== Items from an interface collection ==
↓↓↓

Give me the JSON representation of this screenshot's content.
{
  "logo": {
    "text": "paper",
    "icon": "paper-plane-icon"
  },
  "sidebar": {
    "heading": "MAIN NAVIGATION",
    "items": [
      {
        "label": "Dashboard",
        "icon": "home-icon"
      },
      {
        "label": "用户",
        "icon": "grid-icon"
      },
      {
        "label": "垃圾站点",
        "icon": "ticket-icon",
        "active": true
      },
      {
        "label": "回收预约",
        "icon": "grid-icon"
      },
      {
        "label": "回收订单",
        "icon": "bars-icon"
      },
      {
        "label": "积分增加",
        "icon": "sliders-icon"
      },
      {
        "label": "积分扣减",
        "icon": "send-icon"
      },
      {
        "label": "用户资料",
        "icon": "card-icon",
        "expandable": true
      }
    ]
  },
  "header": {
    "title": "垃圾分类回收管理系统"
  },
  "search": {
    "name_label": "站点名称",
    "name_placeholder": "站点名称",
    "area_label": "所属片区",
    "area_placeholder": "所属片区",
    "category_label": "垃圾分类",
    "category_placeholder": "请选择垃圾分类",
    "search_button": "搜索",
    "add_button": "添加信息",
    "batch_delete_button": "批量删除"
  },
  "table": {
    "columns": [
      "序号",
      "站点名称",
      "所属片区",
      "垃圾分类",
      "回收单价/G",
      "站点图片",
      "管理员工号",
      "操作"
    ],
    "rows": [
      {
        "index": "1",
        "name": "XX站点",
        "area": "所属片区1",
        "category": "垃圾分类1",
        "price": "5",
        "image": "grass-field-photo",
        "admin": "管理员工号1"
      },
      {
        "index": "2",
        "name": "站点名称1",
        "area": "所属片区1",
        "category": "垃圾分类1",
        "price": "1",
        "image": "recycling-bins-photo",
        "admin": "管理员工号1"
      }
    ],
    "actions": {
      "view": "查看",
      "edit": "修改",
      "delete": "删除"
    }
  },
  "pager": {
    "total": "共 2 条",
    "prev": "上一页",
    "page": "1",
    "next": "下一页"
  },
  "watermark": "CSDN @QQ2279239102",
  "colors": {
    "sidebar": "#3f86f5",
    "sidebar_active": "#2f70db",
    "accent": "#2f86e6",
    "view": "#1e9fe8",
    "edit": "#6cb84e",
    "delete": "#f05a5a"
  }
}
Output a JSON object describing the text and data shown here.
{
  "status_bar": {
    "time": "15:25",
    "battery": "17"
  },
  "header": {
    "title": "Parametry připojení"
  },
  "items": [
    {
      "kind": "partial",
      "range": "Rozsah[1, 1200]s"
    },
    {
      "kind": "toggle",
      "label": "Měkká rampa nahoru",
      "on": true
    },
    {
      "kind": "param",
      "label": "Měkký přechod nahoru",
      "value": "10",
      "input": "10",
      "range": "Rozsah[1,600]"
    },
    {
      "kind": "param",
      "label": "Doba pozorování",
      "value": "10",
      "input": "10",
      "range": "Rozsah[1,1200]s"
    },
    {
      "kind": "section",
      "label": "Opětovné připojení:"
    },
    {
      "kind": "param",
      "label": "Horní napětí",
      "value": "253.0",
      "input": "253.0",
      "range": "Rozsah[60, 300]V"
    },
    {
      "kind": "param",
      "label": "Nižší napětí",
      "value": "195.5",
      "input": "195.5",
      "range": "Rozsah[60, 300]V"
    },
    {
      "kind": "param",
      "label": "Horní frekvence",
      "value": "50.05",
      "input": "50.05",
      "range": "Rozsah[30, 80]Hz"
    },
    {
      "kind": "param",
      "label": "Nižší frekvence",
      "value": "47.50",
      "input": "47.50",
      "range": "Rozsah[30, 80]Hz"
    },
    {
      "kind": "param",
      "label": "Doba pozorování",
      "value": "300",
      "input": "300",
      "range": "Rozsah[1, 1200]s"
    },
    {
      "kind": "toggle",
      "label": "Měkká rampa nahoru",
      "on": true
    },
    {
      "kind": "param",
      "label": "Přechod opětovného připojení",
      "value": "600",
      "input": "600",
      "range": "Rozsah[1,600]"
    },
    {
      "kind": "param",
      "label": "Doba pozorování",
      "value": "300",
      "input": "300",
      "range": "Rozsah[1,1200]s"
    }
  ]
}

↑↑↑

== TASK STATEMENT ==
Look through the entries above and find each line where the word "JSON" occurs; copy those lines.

== ANSWER SECTION ==
Give me the JSON representation of this screenshot's content.
Output a JSON object describing the text and data shown here.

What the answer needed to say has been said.